Police allege the truck they were in had a stolen licence plate on the rear

USA Today ranked the City of Rossland as it’s top Canadian ski town, and no. 2 in all of North America, while Nelson was ranked no. 10 overall. Photo: Jim Bailey.
Rossland and Nelson rank among top North American ski towns

USA Today ranked two West Kootenay communities among Top 10 Ski Towns in North America

Trail RCMP seized illicit drugs, cash and a weapon following a traffic stop in West Trail on Nov. 18. Photo: Trail RCMP
West Kootenay man, woman face drug charges after traffic stop

Police report that three types of illicit drugs were seized as well as cash and a Taser

People wearing face masks to help curb the spread of COVID-19 cross a street in downtown Vancouver, on Sunday, November 22, 2020. The use of masks is mandatory in indoor public and retail spaces in the province. THE CANADIAN PRESS/Darryl Dyck
B.C. reports 17 COVID deaths, 1,933 new cases as hospitalizations surge over the weekend

There are 277 people in hospital, of whom 59 are in ICU or critical care

Join Black Press Media and Do Some Good
Join Black Press Media and Do Some Good

Pay it Forward program supports local businesses in their community giving

Cannabis bought in British Columbia (Ashley Wadhwani/Black Press Media)
Is it time to start thinking about greener ways to package cannabis?

Packaging suppliers are still figuring eco-friendly and affordable packaging options that fit the mandates of Cannabis Regulations

An aerial shot of Cedar Valley Lodge this past August, LNG Canada’s newest accommodation for workers at the project site in Kitimat.
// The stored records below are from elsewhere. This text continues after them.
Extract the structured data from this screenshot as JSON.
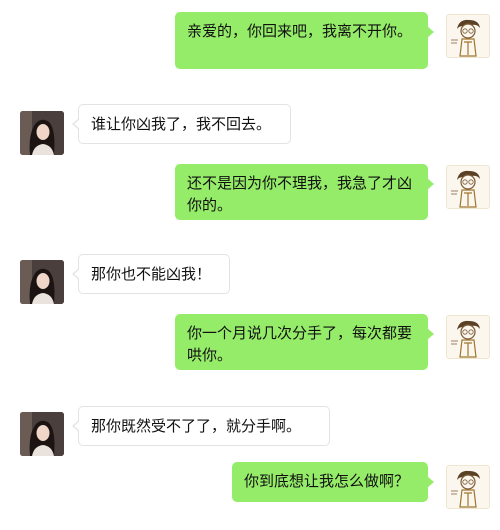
{
  "colors": {
    "sent_bubble": "#95ec69",
    "received_bubble": "#ffffff",
    "text": "#111111"
  },
  "avatars": {
    "me": "cartoon-man-avatar-icon",
    "partner": "woman-photo-avatar"
  },
  "messages": [
    {
      "sender": "me",
      "text": "亲爱的，你回来吧，我离不开你。"
    },
    {
      "sender": "partner",
      "text": "谁让你凶我了，我不回去。"
    },
    {
      "sender": "me",
      "text": "还不是因为你不理我，我急了才凶你的。"
    },
    {
      "sender": "partner",
      "text": "那你也不能凶我！"
    },
    {
      "sender": "me",
      "text": "你一个月说几次分手了，每次都要哄你。"
    },
    {
      "sender": "partner",
      "text": "那你既然受不了了，就分手啊。"
    },
    {
      "sender": "me",
      "text": "你到底想让我怎么做啊？"
    }
  ]
}
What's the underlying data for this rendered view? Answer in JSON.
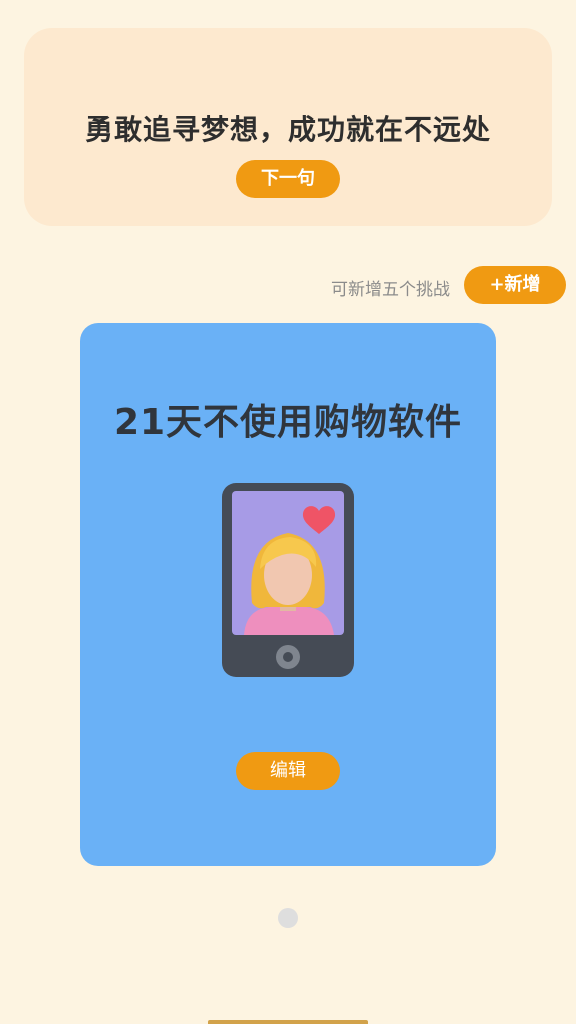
{
  "quote": {
    "text": "勇敢追寻梦想，成功就在不远处",
    "next_label": "下一句"
  },
  "challenge_header": {
    "hint": "可新增五个挑战",
    "add_label": "+新增"
  },
  "challenge_card": {
    "title": "21天不使用购物软件",
    "edit_label": "编辑",
    "illustration_icon": "phone-selfie-heart-icon",
    "background_color": "#6ab1f6"
  },
  "pagination": {
    "dots": 1,
    "active_index": 0
  },
  "colors": {
    "page_background": "#fdf4e1",
    "quote_card": "#fde9cf",
    "accent": "#f09a12"
  }
}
This is where several employees are isolating after a COVID-19 outbreak was declared last Thursday (Nov. 19). (Photo courtesy of LNG Canada)
Forty-one positive COVID-19 cases associated with the LNG Canada site outbreak in Kitimat

Thirty-four of the 41 cases remain active, according to Northern Health

Workers arrive at the Lynn Valley Care Centre seniors home, in North Vancouver, B.C., on Saturday, March 14, 2020. It was the site of Canada’s first COVID-19 outbreak in a long-term care facility. THE CANADIAN PRESS/Darryl Dyck
Rapid tests ‘not a panacea’ for care homes, Dr. Bonnie Henry says

B.C. lacks capacity for daily tests of thousands of workers

(Delta Police Department photo)
Cannabis edibles found in Halloween bag lead B.C. police to illegal lab

Delta police arrested a man and a woman while executing a warrant at a residential property Nov. 20

A woman being arrested at a Kelowna Value Village after refusing to wear a mask on Nov. 22.(@Jules50278750/Twitter)
VIDEO: Woman arrested for refusing to wear mask at Kelowna Value Village

RCMP claims the woman was uncooperative with officers, striking them a number of times and screaming

B.C. Liberal MLA Shirley Bond questions NDP government ministers in the B.C. legislature, Feb. 19, 2020. (Hansard TV)
Cabinet veteran Shirley Bond chosen interim leader of B.C. Liberals

28-member opposition prepares for December legislature session

Motorists wait to enter a Fraser Health COVID-19 testing facility, in Surrey, B.C., on Monday, November 9, 2020. THE CANADIAN PRESS/Darryl Dyck
COVID-19: What do rising positivity rates mean for B.C.? It’s not entirely clear

Coronavirus cases are on the rise but the province has not unveiled clear thresholds for further measures

Most Read